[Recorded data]
·····
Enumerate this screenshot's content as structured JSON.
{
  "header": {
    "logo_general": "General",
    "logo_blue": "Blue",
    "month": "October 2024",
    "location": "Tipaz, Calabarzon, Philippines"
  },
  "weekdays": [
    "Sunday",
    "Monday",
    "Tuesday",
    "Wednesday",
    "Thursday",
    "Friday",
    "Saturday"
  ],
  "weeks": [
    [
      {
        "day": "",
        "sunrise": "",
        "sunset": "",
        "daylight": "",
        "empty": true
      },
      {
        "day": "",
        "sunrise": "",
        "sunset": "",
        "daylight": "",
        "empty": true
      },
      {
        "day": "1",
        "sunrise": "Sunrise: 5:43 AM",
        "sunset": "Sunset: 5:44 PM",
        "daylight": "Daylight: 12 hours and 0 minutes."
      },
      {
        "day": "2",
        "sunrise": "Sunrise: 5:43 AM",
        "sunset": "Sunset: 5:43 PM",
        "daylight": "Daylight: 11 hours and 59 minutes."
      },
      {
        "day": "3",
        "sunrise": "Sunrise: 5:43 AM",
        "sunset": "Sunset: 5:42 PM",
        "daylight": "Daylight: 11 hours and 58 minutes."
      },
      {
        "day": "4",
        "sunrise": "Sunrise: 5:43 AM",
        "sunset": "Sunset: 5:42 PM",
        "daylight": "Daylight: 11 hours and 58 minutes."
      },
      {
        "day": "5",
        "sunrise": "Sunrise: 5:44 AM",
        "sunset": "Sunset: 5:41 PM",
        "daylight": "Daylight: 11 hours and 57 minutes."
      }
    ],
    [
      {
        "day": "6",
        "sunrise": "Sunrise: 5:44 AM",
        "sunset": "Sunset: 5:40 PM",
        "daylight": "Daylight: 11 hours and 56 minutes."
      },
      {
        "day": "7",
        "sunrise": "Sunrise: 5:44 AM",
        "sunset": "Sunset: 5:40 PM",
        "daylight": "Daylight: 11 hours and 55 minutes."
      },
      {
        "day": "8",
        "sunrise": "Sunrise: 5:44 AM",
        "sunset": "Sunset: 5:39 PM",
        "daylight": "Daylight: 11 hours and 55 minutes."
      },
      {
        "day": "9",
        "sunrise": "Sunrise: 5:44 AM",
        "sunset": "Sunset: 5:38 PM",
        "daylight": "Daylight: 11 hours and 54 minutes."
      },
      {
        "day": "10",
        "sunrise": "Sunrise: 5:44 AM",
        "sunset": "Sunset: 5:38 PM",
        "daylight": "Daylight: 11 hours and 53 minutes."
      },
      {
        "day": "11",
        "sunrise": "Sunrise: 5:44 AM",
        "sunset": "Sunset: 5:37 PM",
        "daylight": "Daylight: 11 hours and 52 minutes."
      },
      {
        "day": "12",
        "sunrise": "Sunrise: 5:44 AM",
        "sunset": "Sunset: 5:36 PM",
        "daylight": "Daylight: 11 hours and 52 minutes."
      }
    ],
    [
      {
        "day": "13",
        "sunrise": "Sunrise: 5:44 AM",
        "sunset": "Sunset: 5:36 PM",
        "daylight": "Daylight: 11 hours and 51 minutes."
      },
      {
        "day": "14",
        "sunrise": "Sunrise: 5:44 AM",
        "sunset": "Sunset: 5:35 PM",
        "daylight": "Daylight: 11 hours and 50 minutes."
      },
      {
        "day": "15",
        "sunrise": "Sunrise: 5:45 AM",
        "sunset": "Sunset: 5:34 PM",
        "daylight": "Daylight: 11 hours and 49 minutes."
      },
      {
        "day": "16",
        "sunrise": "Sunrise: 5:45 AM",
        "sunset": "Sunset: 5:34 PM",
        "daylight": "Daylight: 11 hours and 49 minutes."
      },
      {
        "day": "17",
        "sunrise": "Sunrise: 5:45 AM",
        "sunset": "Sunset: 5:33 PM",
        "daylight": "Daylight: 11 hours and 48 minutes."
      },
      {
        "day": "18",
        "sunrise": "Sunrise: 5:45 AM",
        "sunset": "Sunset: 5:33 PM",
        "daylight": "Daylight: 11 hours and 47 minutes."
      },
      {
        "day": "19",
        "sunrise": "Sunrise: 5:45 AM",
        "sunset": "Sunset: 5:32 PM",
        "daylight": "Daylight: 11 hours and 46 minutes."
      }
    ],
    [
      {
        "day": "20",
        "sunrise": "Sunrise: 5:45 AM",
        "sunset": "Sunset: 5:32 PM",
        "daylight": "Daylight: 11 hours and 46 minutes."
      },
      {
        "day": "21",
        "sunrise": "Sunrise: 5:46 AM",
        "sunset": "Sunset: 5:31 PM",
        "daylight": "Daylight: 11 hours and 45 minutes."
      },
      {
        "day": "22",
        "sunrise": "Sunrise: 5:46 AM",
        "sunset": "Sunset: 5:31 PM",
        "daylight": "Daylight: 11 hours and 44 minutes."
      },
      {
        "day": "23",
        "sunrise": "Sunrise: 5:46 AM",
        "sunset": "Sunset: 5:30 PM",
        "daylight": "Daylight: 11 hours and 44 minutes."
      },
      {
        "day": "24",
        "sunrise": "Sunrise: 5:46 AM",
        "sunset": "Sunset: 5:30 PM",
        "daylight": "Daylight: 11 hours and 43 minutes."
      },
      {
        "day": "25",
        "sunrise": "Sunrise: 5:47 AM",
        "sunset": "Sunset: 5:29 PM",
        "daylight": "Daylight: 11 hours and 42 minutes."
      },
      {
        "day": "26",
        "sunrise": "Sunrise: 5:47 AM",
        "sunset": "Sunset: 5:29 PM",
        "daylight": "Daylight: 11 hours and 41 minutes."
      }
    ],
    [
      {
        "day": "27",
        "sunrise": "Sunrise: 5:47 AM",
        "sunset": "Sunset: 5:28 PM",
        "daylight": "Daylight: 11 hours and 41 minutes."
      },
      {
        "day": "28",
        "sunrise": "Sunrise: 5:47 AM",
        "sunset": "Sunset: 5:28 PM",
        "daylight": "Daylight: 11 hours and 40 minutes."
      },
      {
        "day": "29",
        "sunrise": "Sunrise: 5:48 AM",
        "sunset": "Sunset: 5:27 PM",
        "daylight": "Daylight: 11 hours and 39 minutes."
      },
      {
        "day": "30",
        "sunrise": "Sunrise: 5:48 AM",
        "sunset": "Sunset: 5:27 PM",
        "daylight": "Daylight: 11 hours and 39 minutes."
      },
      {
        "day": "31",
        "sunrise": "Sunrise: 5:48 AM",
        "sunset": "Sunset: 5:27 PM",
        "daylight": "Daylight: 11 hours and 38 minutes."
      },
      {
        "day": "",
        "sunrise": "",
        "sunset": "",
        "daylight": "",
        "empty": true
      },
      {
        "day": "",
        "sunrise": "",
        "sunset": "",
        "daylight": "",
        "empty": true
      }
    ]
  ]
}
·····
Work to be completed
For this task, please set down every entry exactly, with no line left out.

Answer box
Enumerate this screenshot's content as structured JSON.
{
  "header": {
    "logo_general": "General",
    "logo_blue": "Blue",
    "month": "October 2024",
    "location": "Tipaz, Calabarzon, Philippines"
  },
  "weekdays": [
    "Sunday",
    "Monday",
    "Tuesday",
    "Wednesday",
    "Thursday",
    "Friday",
    "Saturday"
  ],
  "weeks": [
    [
      {
        "day": "",
        "sunrise": "",
        "sunset": "",
        "daylight": "",
        "empty": true
      },
      {
        "day": "",
        "sunrise": "",
        "sunset": "",
        "daylight": "",
        "empty": true
      },
      {
        "day": "1",
        "sunrise": "Sunrise: 5:43 AM",
        "sunset": "Sunset: 5:44 PM",
        "daylight": "Daylight: 12 hours and 0 minutes."
      },
      {
        "day": "2",
        "sunrise": "Sunrise: 5:43 AM",
        "sunset": "Sunset: 5:43 PM",
        "daylight": "Daylight: 11 hours and 59 minutes."
      },
      {
        "day": "3",
        "sunrise": "Sunrise: 5:43 AM",
        "sunset": "Sunset: 5:42 PM",
        "daylight": "Daylight: 11 hours and 58 minutes."
      },
      {
        "day": "4",
        "sunrise": "Sunrise: 5:43 AM",
        "sunset": "Sunset: 5:42 PM",
        "daylight": "Daylight: 11 hours and 58 minutes."
      },
      {
        "day": "5",
        "sunrise": "Sunrise: 5:44 AM",
        "sunset": "Sunset: 5:41 PM",
        "daylight": "Daylight: 11 hours and 57 minutes."
      }
    ],
    [
      {
        "day": "6",
        "sunrise": "Sunrise: 5:44 AM",
        "sunset": "Sunset: 5:40 PM",
        "daylight": "Daylight: 11 hours and 56 minutes."
      },
      {
        "day": "7",
        "sunrise": "Sunrise: 5:44 AM",
        "sunset": "Sunset: 5:40 PM",
        "daylight": "Daylight: 11 hours and 55 minutes."
      },
      {
        "day": "8",
        "sunrise": "Sunrise: 5:44 AM",
        "sunset": "Sunset: 5:39 PM",
        "daylight": "Daylight: 11 hours and 55 minutes."
      },
      {
        "day": "9",
        "sunrise": "Sunrise: 5:44 AM",
        "sunset": "Sunset: 5:38 PM",
        "daylight": "Daylight: 11 hours and 54 minutes."
      },
      {
        "day": "10",
        "sunrise": "Sunrise: 5:44 AM",
        "sunset": "Sunset: 5:38 PM",
        "daylight": "Daylight: 11 hours and 53 minutes."
      },
      {
        "day": "11",
        "sunrise": "Sunrise: 5:44 AM",
        "sunset": "Sunset: 5:37 PM",
        "daylight": "Daylight: 11 hours and 52 minutes."
      },
      {
        "day": "12",
        "sunrise": "Sunrise: 5:44 AM",
        "sunset": "Sunset: 5:36 PM",
        "daylight": "Daylight: 11 hours and 52 minutes."
      }
    ],
    [
      {
        "day": "13",
        "sunrise": "Sunrise: 5:44 AM",
        "sunset": "Sunset: 5:36 PM",
        "daylight": "Daylight: 11 hours and 51 minutes."
      },
      {
        "day": "14",
        "sunrise": "Sunrise: 5:44 AM",
        "sunset": "Sunset: 5:35 PM",
        "daylight": "Daylight: 11 hours and 50 minutes."
      },
      {
        "day": "15",
        "sunrise": "Sunrise: 5:45 AM",
        "sunset": "Sunset: 5:34 PM",
        "daylight": "Daylight: 11 hours and 49 minutes."
      },
      {
        "day": "16",
        "sunrise": "Sunrise: 5:45 AM",
        "sunset": "Sunset: 5:34 PM",
        "daylight": "Daylight: 11 hours and 49 minutes."
      },
      {
        "day": "17",
        "sunrise": "Sunrise: 5:45 AM",
        "sunset": "Sunset: 5:33 PM",
        "daylight": "Daylight: 11 hours and 48 minutes."
      },
      {
        "day": "18",
        "sunrise": "Sunrise: 5:45 AM",
        "sunset": "Sunset: 5:33 PM",
        "daylight": "Daylight: 11 hours and 47 minutes."
      },
      {
        "day": "19",
        "sunrise": "Sunrise: 5:45 AM",
        "sunset": "Sunset: 5:32 PM",
        "daylight": "Daylight: 11 hours and 46 minutes."
      }
    ],
    [
      {
        "day": "20",
        "sunrise": "Sunrise: 5:45 AM",
        "sunset": "Sunset: 5:32 PM",
        "daylight": "Daylight: 11 hours and 46 minutes."
      },
      {
        "day": "21",
        "sunrise": "Sunrise: 5:46 AM",
        "sunset": "Sunset: 5:31 PM",
        "daylight": "Daylight: 11 hours and 45 minutes."
      },
      {
        "day": "22",
        "sunrise": "Sunrise: 5:46 AM",
        "sunset": "Sunset: 5:31 PM",
        "daylight": "Daylight: 11 hours and 44 minutes."
      },
      {
        "day": "23",
        "sunrise": "Sunrise: 5:46 AM",
        "sunset": "Sunset: 5:30 PM",
        "daylight": "Daylight: 11 hours and 44 minutes."
      },
      {
        "day": "24",
        "sunrise": "Sunrise: 5:46 AM",
        "sunset": "Sunset: 5:30 PM",
        "daylight": "Daylight: 11 hours and 43 minutes."
      },
      {
        "day": "25",
        "sunrise": "Sunrise: 5:47 AM",
        "sunset": "Sunset: 5:29 PM",
        "daylight": "Daylight: 11 hours and 42 minutes."
      },
      {
        "day": "26",
        "sunrise": "Sunrise: 5:47 AM",
        "sunset": "Sunset: 5:29 PM",
        "daylight": "Daylight: 11 hours and 41 minutes."
      }
    ],
    [
      {
        "day": "27",
        "sunrise": "Sunrise: 5:47 AM",
        "sunset": "Sunset: 5:28 PM",
        "daylight": "Daylight: 11 hours and 41 minutes."
      },
      {
        "day": "28",
        "sunrise": "Sunrise: 5:47 AM",
        "sunset": "Sunset: 5:28 PM",
        "daylight": "Daylight: 11 hours and 40 minutes."
      },
      {
        "day": "29",
        "sunrise": "Sunrise: 5:48 AM",
        "sunset": "Sunset: 5:27 PM",
        "daylight": "Daylight: 11 hours and 39 minutes."
      },
      {
        "day": "30",
        "sunrise": "Sunrise: 5:48 AM",
        "sunset": "Sunset: 5:27 PM",
        "daylight": "Daylight: 11 hours and 39 minutes."
      },
      {
        "day": "31",
        "sunrise": "Sunrise: 5:48 AM",
        "sunset": "Sunset: 5:27 PM",
        "daylight": "Daylight: 11 hours and 38 minutes."
      },
      {
        "day": "",
        "sunrise": "",
        "sunset": "",
        "daylight": "",
        "empty": true
      },
      {
        "day": "",
        "sunrise": "",
        "sunset": "",
        "daylight": "",
        "empty": true
      }
    ]
  ]
}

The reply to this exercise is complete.